Teach In: 

  • Communication Techniques for Talking Across Party Lines. Jennifer Daniels gave a presentation on the theory behind constructive conversations (and why they’re so difficult). Victoria Shaskan facilitated an interactive theater exercise skillfully executed by Kate Von Dermark and Beatrix Newsom.
  • For those who missed it: Polarization, common bias in our thinking, lack of confidence in information used to form opinions and differing worldviews often make it very difficult for liberals and conservatives to have effective political conversations. To overcome these challenges and have more constructive discussions, research and experts suggest taking steps to be an active listener, set realistic expectations, don’t assume bad intent from the other, ask him/her to explain in detail the impact of their position and use a moral framing compatible with the other person’s worldview. Utilising these suggestions can be difficult, so experts suggest practicing with another person.

Legislative Committee: Paris Accord

Trump and Congressional Republicans have cheated our planet, our children and our future by turning their backs on the Paris Accord. We can’t wait four years for the next president to fix this. Luckily we don’t have to.

Where our national government has failed, we must demand that our states and cities lead the charge to protect the planet. Across the U.S., mayors and governors are able to enforce emissions restrictions, and enact legislation that supports clean energy, following, or even exceeding, the terms of the accord.

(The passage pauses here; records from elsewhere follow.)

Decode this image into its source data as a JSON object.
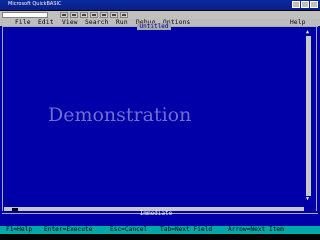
{
  "window": {
    "title": "Microsoft QuickBASIC"
  },
  "toolbar": {
    "buttons": [
      "open",
      "save",
      "cut",
      "copy",
      "paste",
      "undo",
      "help"
    ]
  },
  "menu": {
    "items": [
      "File",
      "Edit",
      "View",
      "Search",
      "Run",
      "Debug",
      "Options",
      "Help"
    ]
  },
  "editor": {
    "doc_title": "Untitled",
    "overlay_text": "Demonstration"
  },
  "immediate": {
    "label": "Immediate"
  },
  "status": {
    "items": [
      "F1=Help",
      "Enter=Execute",
      "Esc=Cancel",
      "Tab=Next Field",
      "Arrow=Next Item"
    ]
  },
  "colors": {
    "editor_bg": "#0000a8",
    "menubar_bg": "#bdbdbd",
    "statusbar_bg": "#00a8a8",
    "overlay_text": "#6f6fd0"
  }
}
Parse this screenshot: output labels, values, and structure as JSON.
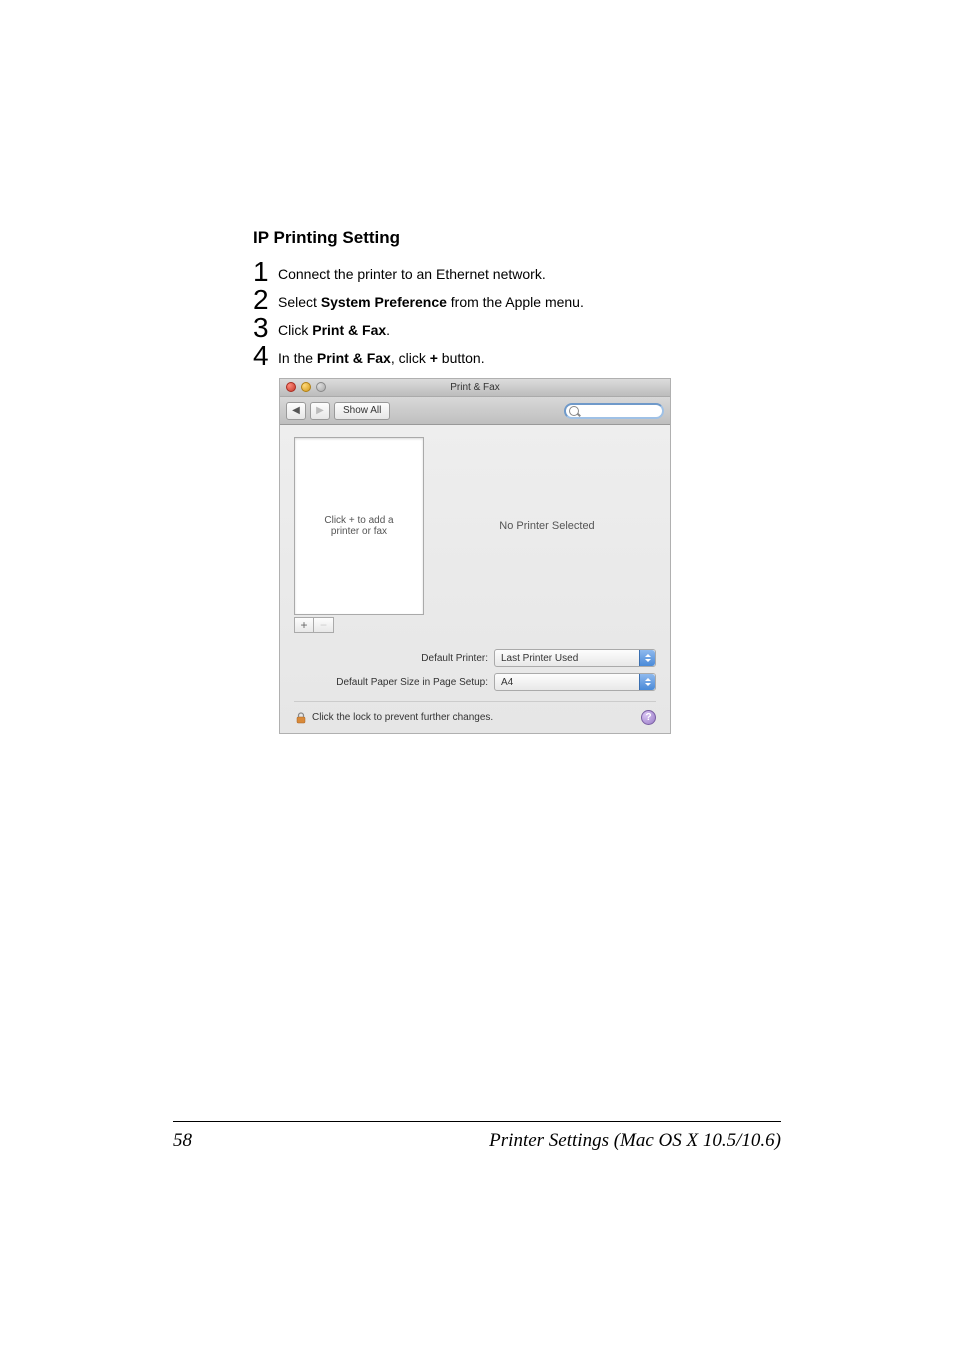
{
  "heading": "IP Printing Setting",
  "steps": [
    {
      "num": "1",
      "text_full": "Connect the printer to an Ethernet network."
    },
    {
      "num": "2",
      "prefix": "Select ",
      "bold": "System Preference",
      "suffix": " from the Apple menu."
    },
    {
      "num": "3",
      "prefix": "Click ",
      "bold": "Print & Fax",
      "suffix": "."
    },
    {
      "num": "4",
      "prefix": "In the ",
      "bold": "Print & Fax",
      "mid": ", click ",
      "bold2": "+",
      "suffix": " button."
    }
  ],
  "window": {
    "title": "Print & Fax",
    "show_all_label": "Show All",
    "back_glyph": "◀",
    "fwd_glyph": "▶",
    "list_placeholder": "Click + to add a\nprinter or fax",
    "right_pane_text": "No Printer Selected",
    "plus": "+",
    "minus": "−",
    "default_printer_label": "Default Printer:",
    "default_printer_value": "Last Printer Used",
    "paper_size_label": "Default Paper Size in Page Setup:",
    "paper_size_value": "A4",
    "lock_text": "Click the lock to prevent further changes.",
    "help_glyph": "?"
  },
  "footer": {
    "page_num": "58",
    "title": "Printer Settings (Mac OS X 10.5/10.6)"
  }
}
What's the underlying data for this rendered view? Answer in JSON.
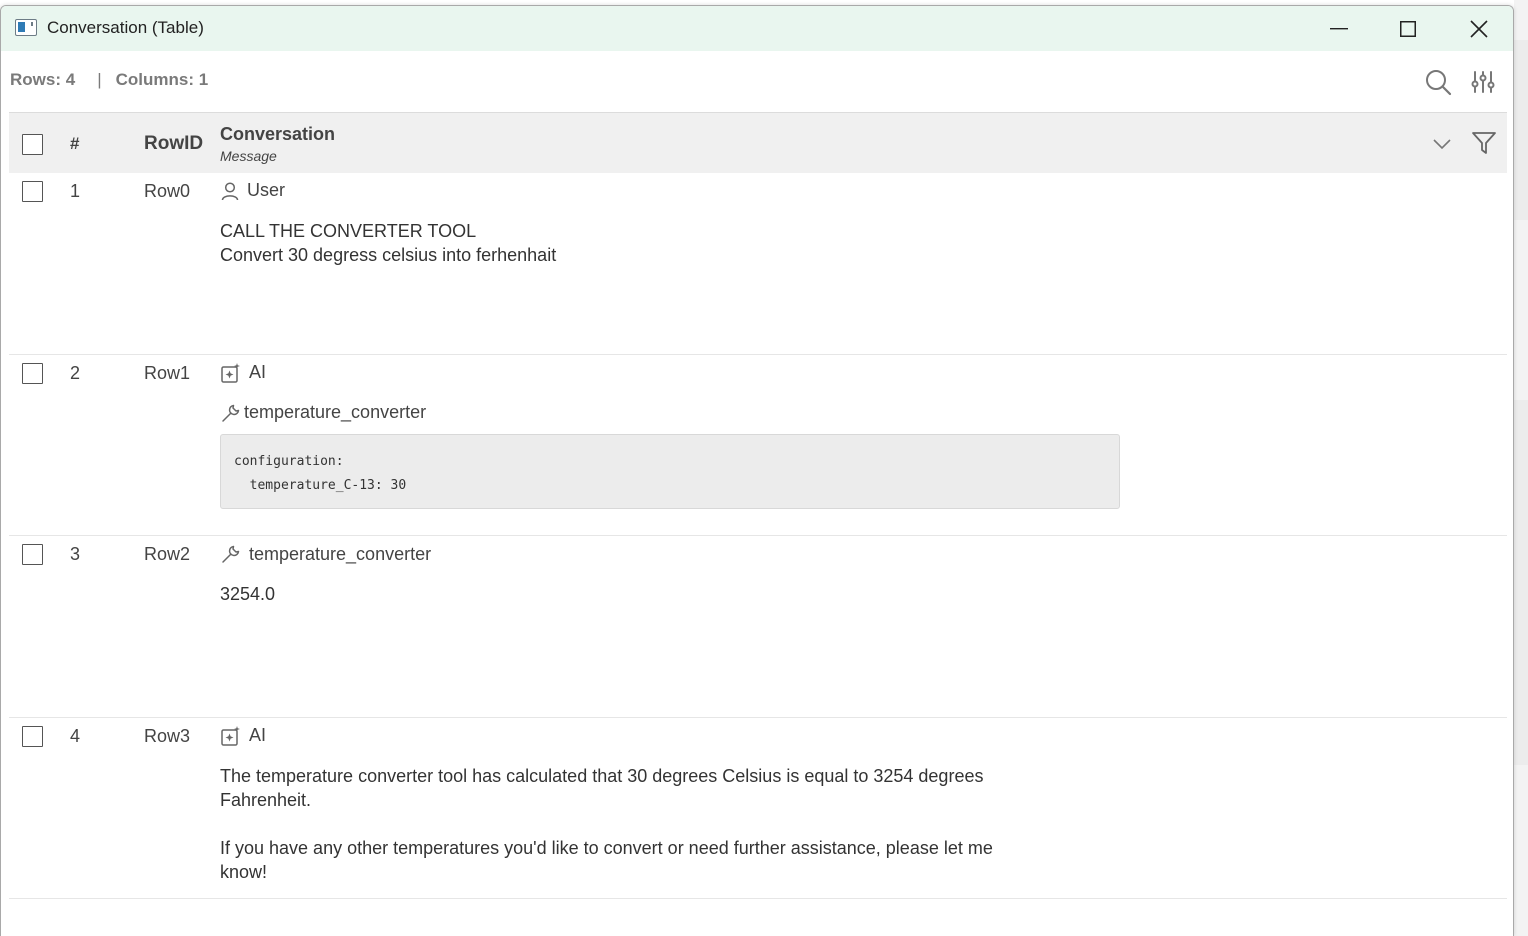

We urge you to show your support for the environment today by calling or emailing your governor ( and your mayor ( and ask that they make a stand and support the terms of the Paris Climate Agreement on behalf of the state and the city where you vote, and on behalf of the one world we call home.


Hello, My name is [name] and I am a constituent of [mayor/governor name] currently living in [city, county].

[If the Mayor/Governor supports the Paris Agreement] Thank you for your pledge to support the terms of the Paris Climate Agreement.  It is vital that our cities and states take the lead on reducing greenhouse gas emissions.

[If the Mayor/Governor has no stance or supports withdrawal from Paris]  I am calling to urge the [mayor/governor] to pledge [his/her] support to the Paris climate agreement.  The actions of cities and states drive climate action in the US and can have a real impact on reducing greenhouse gas emissions.

Americans around the world are counting on our [city/state] government to take the lead on climate change now that the President has cheated our planet, our children, and our future.

Thank you.

Learn more:

Episode 7: Meanwhile, In the UK

In Episode 7: Meanwhile, In the UK, we look to the UK for advice on feminist organising.  We speak to RegisterHer to Vote (@RegistHERtoVote) about why it’s so essential that we as progressives register women to vote and Abortion Rights Scotland (@Abortion_RCScot) remind us to always move forward regarding reproductive rights.  Plus, Casey Calista looks back to the American Revolution for some lessons in democracy.